The new Welsh Butcher of the Year is Craig Holly, assistant manager of Neil Powell Butchers in Abergavenny.
Holly, 29, added the coveted title to his list of honours, which include Welsh Pork Butcher of the Year in 2016, following a keenly contested final at the Royal Welsh Winter Fair in Builth Wells on Tuesday.
Just a few points separated the three butchers in the high scoring final. Chris Lewis from Filco Foods, Llantwit Major and Jon Whittington, a freelance butcher from Welshpool, a late replacement for defending champion Dan Allen-Raftery, from Randall Parker Foods, Llanidloes, were runners up. Both Lewis and Whittington made impressive competition debuts.
After being beaten by Allen-Raftery last year and being runner-up in the recent Butchery WorldSkills UK final in Birmingham, Holly was delighted to be named champion.
“I am extremely happy to have won the competition,” he said after receiving his trophy and £100 prizemoney yesterday. “It was a close competition and I thought the displays by other two butchers were really nice. They had some very good ideas.”
Despite competing in the Butchery WorldSkills UK final less than two weeks ago, he completely changed his products for the Welsh Butcher of the Year.
“I didn’t want to go into the competition to do something that I had already done,” explained Holly. “I prefer to challenge myself and everything I did was completely new.
“Competing at WorldSkills UK has made me a lot cleaner as a butcher and I take more care with trimming bones. It has also given me the confidence to try new ideas.
“I now plan to work hard to get through to the WorldSkills final again next year. My ambition is to travel and to be involved in new product development as a butcher.
“Everyone has seen how to bone out a shoulder of lamb, but I want to come up with different ideas that show butchery as a craft. A younger audience wants new products that they haven’t seen before.
“I try to do something different with labelling, naming products after movies from the ‘80s and ‘90s, such Lamb Shank Redemption and Reservoir Hogs.”

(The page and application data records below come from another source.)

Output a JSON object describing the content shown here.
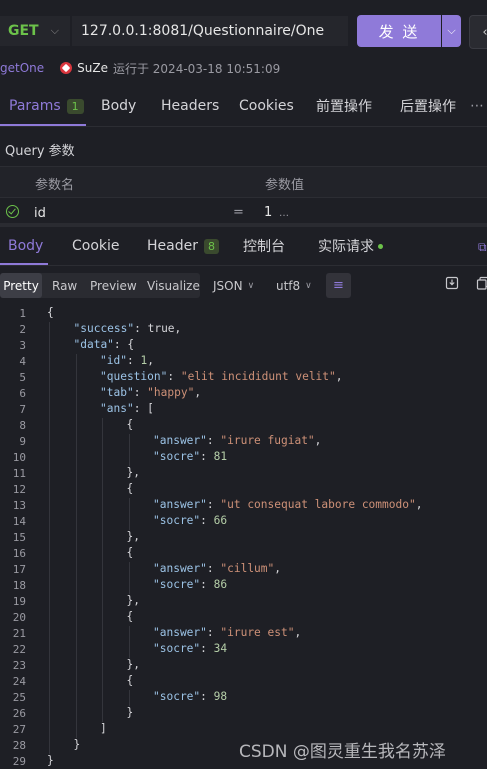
{
  "request": {
    "method": "GET",
    "url": "127.0.0.1:8081/Questionnaire/One",
    "send_label": "发 送",
    "api_name": "getOne",
    "author": "SuZe",
    "run_text": "运行于 2024-03-18 10:51:09"
  },
  "param_tabs": [
    {
      "label": "Params",
      "badge": "1"
    },
    {
      "label": "Body"
    },
    {
      "label": "Headers"
    },
    {
      "label": "Cookies"
    },
    {
      "label": "前置操作"
    },
    {
      "label": "后置操作"
    }
  ],
  "query": {
    "title": "Query 参数",
    "col_name": "参数名",
    "col_value": "参数值",
    "row": {
      "key": "id",
      "eq": "=",
      "value": "1"
    }
  },
  "response_tabs": [
    {
      "label": "Body"
    },
    {
      "label": "Cookie"
    },
    {
      "label": "Header",
      "badge": "8"
    },
    {
      "label": "控制台"
    },
    {
      "label": "实际请求"
    }
  ],
  "toolbar": {
    "views": [
      "Pretty",
      "Raw",
      "Preview",
      "Visualize"
    ],
    "format": "JSON",
    "encoding": "utf8"
  },
  "code_lines": [
    {
      "n": "1",
      "i": 0,
      "html": "{"
    },
    {
      "n": "2",
      "i": 1,
      "html": "<span class='k'>\"success\"</span>: true,"
    },
    {
      "n": "3",
      "i": 1,
      "html": "<span class='k'>\"data\"</span>: {"
    },
    {
      "n": "4",
      "i": 2,
      "html": "<span class='k'>\"id\"</span>: <span class='n'>1</span>,"
    },
    {
      "n": "5",
      "i": 2,
      "html": "<span class='k'>\"question\"</span>: <span class='s'>\"elit incididunt velit\"</span>,"
    },
    {
      "n": "6",
      "i": 2,
      "html": "<span class='k'>\"tab\"</span>: <span class='s'>\"happy\"</span>,"
    },
    {
      "n": "7",
      "i": 2,
      "html": "<span class='k'>\"ans\"</span>: ["
    },
    {
      "n": "8",
      "i": 3,
      "html": "{"
    },
    {
      "n": "9",
      "i": 4,
      "html": "<span class='k'>\"answer\"</span>: <span class='s'>\"irure fugiat\"</span>,"
    },
    {
      "n": "10",
      "i": 4,
      "html": "<span class='k'>\"socre\"</span>: <span class='n'>81</span>"
    },
    {
      "n": "11",
      "i": 3,
      "html": "},"
    },
    {
      "n": "12",
      "i": 3,
      "html": "{"
    },
    {
      "n": "13",
      "i": 4,
      "html": "<span class='k'>\"answer\"</span>: <span class='s'>\"ut consequat labore commodo\"</span>,"
    },
    {
      "n": "14",
      "i": 4,
      "html": "<span class='k'>\"socre\"</span>: <span class='n'>66</span>"
    },
    {
      "n": "15",
      "i": 3,
      "html": "},"
    },
    {
      "n": "16",
      "i": 3,
      "html": "{"
    },
    {
      "n": "17",
      "i": 4,
      "html": "<span class='k'>\"answer\"</span>: <span class='s'>\"cillum\"</span>,"
    },
    {
      "n": "18",
      "i": 4,
      "html": "<span class='k'>\"socre\"</span>: <span class='n'>86</span>"
    },
    {
      "n": "19",
      "i": 3,
      "html": "},"
    },
    {
      "n": "20",
      "i": 3,
      "html": "{"
    },
    {
      "n": "21",
      "i": 4,
      "html": "<span class='k'>\"answer\"</span>: <span class='s'>\"irure est\"</span>,"
    },
    {
      "n": "22",
      "i": 4,
      "html": "<span class='k'>\"socre\"</span>: <span class='n'>34</span>"
    },
    {
      "n": "23",
      "i": 3,
      "html": "},"
    },
    {
      "n": "24",
      "i": 3,
      "html": "{"
    },
    {
      "n": "25",
      "i": 4,
      "html": "<span class='k'>\"socre\"</span>: <span class='n'>98</span>"
    },
    {
      "n": "26",
      "i": 3,
      "html": "}"
    },
    {
      "n": "27",
      "i": 2,
      "html": "]"
    },
    {
      "n": "28",
      "i": 1,
      "html": "}"
    },
    {
      "n": "29",
      "i": 0,
      "html": "}"
    }
  ],
  "watermark": "CSDN @图灵重生我名苏泽",
  "colors": {
    "accent": "#8f7ad9",
    "method_green": "#6cc24a",
    "background": "#1e1f25"
  }
}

Sponsored by Cambrian Training Company, Hybu Cig Cymru/Meat Promotion Wales and the Royal Welsh Agricultural Society, the Welsh Butcher of the Year competition is an important stepping stone to UK-wide competitions.
Holly will have the opportunity to follow in the footsteps of talented butchers like Peter Rushforth and Matthew Edwards, who both represented the UK and won the Butchery WorldSkills UK final.
Chris Jones, head of the food and drink business unit at Cambrian Training Company, praised all three finalists. “It was a very high scoring final and all three butchers had a good work ethos – clean, tidy, methodical and skilful.
“You would never have known that it was Chris and Jon’s first competition. They looked like seasoned professionals and it was a really good, close final.”
The finalists faced a true test of their butchery skills over three tasks in front of an audience in the Cambrian Training Pavilion at the Royal Welsh Showground.
They will be given an hour to seam a leg of pork, 70 minutes to create kitchen ready products for customers from a mystery box of ingredients and 90 minutes to create a visually exciting barbecue meat display using a whole chicken, topside of Welsh Beef, leg of Welsh Lamb and topside of pork.
Craig Holly receives the Welsh Butcher of the Year trophy from judge Steve Vaughan watched by Kirstie Jones, Hybu Cig Cymru’s market development officer and Chris Jones, Chris Jones, head of the food and drink business unit at Cambrian Training Company.